[Instructions for the task] Word for word, copy all the data and drop the pictures.

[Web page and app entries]
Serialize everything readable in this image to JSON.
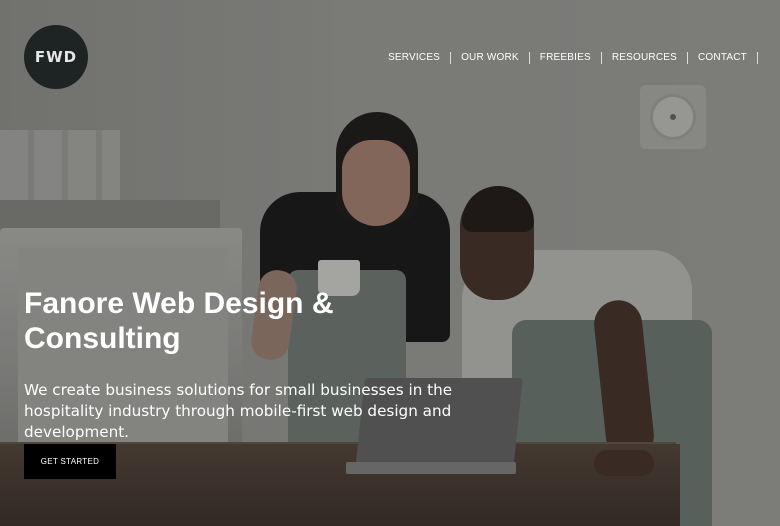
{
  "brand": {
    "logo_text": "FWD"
  },
  "nav": {
    "items": [
      {
        "label": "SERVICES"
      },
      {
        "label": "OUR WORK"
      },
      {
        "label": "FREEBIES"
      },
      {
        "label": "RESOURCES"
      },
      {
        "label": "CONTACT"
      }
    ]
  },
  "hero": {
    "title": "Fanore Web Design & Consulting",
    "subtitle": "We create business solutions for small businesses in the hospitality industry through mobile-first web design and development.",
    "cta_label": "GET STARTED"
  },
  "colors": {
    "cta_background": "#000000",
    "logo_background": "#1d2423",
    "text": "#ffffff"
  }
}
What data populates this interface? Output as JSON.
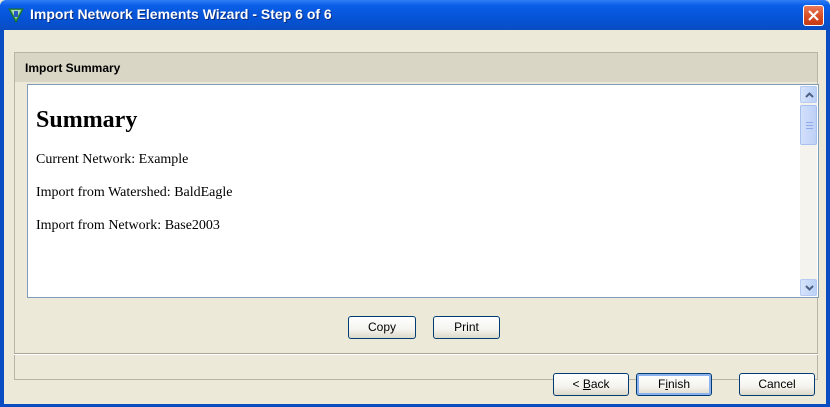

[Written response]
Serialize everything readable in this image to JSON.
{
  "brand": {
    "logo_text": "FWD"
  },
  "nav": {
    "items": [
      {
        "label": "SERVICES"
      },
      {
        "label": "OUR WORK"
      },
      {
        "label": "FREEBIES"
      },
      {
        "label": "RESOURCES"
      },
      {
        "label": "CONTACT"
      }
    ]
  },
  "hero": {
    "title": "Fanore Web Design & Consulting",
    "subtitle": "We create business solutions for small businesses in the hospitality industry through mobile-first web design and development.",
    "cta_label": "GET STARTED"
  },
  "colors": {
    "cta_background": "#000000",
    "logo_background": "#1d2423",
    "text": "#ffffff"
  }
}
What data populates this interface? Output as JSON.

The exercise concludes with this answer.